Squa Tront! Spafon Wood!
Like most kids growing up in the 1960s, I liked monster and sci-fi movies. But the primary inspiration for the aliens and space-men I draw was not to be found in movies. It was in old comic books.
Specifically the science fiction comics published by EC in the 1950s, and the covers and stories drawn by Wallace Wood. The style and content of Wood's EC work set the standard for sf art in comic books. The future as depicted by Wood was firmly rooted in the 1950s: the riveted, gleaming spaceships and fantastic, domed and spired buildings that formed his cityscapes were extrapolations on industrial design of that era. Cars such as the '57 Chevy came equipped with fins, hood rockets, and front bumper bullets; these vehicles already seemed like a fantasy form of transport.
Wood rendered these creations with a style that suggested weight and depth as no other comic book artist before him. The shadows and double-lighting he employed made his comic book panels look like 3D dioramas.

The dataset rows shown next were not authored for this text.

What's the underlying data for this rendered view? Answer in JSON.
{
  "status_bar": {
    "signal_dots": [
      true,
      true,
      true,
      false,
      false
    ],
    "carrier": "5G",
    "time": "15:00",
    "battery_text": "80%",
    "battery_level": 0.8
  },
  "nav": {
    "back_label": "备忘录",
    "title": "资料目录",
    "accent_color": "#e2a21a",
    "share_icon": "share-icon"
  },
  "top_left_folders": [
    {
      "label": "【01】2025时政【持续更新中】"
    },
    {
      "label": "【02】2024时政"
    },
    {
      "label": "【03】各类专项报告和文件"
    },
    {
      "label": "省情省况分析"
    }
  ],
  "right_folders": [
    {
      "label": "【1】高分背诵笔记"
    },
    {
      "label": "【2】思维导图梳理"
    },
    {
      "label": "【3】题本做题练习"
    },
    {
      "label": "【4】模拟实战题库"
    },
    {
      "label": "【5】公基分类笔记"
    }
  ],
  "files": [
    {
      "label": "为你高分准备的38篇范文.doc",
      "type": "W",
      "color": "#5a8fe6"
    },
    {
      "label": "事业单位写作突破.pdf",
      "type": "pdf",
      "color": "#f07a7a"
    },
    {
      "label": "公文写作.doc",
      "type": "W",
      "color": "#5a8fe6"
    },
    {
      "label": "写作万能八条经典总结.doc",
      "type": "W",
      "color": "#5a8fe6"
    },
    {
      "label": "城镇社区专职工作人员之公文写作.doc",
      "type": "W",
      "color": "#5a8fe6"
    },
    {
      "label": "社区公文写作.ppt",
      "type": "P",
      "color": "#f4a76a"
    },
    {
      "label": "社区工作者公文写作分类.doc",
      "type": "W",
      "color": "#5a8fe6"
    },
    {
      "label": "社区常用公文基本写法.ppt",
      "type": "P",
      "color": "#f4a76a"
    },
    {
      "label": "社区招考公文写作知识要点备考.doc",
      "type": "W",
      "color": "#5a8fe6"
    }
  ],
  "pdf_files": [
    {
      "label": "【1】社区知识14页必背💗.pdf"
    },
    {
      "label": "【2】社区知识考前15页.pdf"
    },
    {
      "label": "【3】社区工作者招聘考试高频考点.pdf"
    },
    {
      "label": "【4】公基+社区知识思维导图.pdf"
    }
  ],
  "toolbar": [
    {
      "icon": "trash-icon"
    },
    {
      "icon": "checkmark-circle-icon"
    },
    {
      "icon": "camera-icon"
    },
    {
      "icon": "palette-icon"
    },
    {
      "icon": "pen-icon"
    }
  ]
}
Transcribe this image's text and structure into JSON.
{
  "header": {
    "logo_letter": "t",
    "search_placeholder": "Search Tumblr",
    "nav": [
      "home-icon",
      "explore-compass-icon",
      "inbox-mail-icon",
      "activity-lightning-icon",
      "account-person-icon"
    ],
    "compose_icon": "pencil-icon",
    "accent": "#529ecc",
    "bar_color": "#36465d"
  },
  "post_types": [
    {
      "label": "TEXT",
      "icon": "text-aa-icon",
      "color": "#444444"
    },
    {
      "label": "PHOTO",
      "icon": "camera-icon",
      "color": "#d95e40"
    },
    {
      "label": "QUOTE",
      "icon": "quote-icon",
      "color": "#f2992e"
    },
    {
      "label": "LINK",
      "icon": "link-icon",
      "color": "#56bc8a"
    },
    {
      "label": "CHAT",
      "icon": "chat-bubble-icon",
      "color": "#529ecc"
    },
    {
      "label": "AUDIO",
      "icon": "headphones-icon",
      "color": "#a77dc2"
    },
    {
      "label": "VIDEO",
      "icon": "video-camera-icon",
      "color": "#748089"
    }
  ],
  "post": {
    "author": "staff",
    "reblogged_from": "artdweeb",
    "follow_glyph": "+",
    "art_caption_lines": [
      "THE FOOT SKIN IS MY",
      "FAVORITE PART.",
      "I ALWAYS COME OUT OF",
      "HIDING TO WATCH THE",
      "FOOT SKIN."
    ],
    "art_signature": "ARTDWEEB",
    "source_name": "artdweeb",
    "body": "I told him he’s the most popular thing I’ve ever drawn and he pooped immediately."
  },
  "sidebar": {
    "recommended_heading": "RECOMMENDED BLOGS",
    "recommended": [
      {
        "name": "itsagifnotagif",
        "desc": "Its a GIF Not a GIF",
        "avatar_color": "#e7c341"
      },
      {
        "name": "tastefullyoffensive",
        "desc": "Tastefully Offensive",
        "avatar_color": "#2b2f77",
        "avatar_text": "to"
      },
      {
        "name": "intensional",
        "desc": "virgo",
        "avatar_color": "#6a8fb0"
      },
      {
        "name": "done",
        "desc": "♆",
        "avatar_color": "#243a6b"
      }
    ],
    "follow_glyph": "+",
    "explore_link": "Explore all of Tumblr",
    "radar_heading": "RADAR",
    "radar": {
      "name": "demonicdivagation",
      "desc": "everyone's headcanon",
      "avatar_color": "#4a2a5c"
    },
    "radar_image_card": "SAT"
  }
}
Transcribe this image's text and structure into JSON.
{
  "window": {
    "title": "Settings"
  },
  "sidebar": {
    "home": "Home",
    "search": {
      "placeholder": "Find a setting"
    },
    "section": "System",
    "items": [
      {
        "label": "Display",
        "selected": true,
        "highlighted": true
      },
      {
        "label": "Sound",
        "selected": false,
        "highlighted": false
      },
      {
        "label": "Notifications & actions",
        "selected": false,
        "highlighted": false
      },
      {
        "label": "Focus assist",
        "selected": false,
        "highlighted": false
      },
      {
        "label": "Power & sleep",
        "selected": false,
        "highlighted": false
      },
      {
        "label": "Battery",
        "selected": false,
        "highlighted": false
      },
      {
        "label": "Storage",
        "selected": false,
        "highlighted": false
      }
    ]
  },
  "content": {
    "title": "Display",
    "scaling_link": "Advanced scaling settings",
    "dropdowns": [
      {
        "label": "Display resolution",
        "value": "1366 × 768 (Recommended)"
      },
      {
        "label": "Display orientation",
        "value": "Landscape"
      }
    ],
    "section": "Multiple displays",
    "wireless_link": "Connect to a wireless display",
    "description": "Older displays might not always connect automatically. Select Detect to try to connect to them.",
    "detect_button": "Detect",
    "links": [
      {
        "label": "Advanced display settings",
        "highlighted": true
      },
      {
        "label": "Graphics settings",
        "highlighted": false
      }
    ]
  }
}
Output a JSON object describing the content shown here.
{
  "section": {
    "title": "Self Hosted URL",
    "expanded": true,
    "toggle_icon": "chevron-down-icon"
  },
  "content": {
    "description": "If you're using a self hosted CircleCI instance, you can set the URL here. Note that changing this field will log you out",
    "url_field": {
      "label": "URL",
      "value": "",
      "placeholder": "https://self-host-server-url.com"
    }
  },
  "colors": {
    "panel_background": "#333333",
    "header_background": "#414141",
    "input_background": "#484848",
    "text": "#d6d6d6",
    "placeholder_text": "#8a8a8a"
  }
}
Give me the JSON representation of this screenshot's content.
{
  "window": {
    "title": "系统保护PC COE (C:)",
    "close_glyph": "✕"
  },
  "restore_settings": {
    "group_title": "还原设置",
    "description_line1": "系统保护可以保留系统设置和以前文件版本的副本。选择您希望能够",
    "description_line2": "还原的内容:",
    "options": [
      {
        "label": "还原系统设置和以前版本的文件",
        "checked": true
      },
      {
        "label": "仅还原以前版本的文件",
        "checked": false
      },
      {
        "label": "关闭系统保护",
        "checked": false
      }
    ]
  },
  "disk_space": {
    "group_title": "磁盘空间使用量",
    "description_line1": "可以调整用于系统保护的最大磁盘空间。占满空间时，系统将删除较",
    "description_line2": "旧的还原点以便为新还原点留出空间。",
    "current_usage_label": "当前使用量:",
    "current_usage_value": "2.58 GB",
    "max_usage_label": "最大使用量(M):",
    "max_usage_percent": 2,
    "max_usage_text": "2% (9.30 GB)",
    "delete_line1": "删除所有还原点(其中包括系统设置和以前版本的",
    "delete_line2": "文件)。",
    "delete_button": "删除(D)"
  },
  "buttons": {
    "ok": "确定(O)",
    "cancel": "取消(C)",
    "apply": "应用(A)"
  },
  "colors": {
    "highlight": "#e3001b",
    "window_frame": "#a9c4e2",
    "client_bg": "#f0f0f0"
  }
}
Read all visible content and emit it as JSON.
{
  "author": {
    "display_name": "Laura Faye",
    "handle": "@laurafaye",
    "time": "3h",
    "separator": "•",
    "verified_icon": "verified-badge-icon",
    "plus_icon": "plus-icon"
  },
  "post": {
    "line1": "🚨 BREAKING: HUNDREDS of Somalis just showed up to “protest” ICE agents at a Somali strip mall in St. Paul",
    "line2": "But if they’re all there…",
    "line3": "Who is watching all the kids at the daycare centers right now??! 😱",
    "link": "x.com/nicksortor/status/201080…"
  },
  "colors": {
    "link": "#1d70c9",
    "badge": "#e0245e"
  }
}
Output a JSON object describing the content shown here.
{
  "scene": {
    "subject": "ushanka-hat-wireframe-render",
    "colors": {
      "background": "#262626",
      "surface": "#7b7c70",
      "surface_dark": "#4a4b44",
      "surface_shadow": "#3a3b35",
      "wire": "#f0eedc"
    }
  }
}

Every time I draw the reflection of a planet on a glass bubble helmet, a spacesuit with a utility belt, a double-lit oxygen tank or a cratered moon, I am walking in the inky footsteps of Wallace Wood.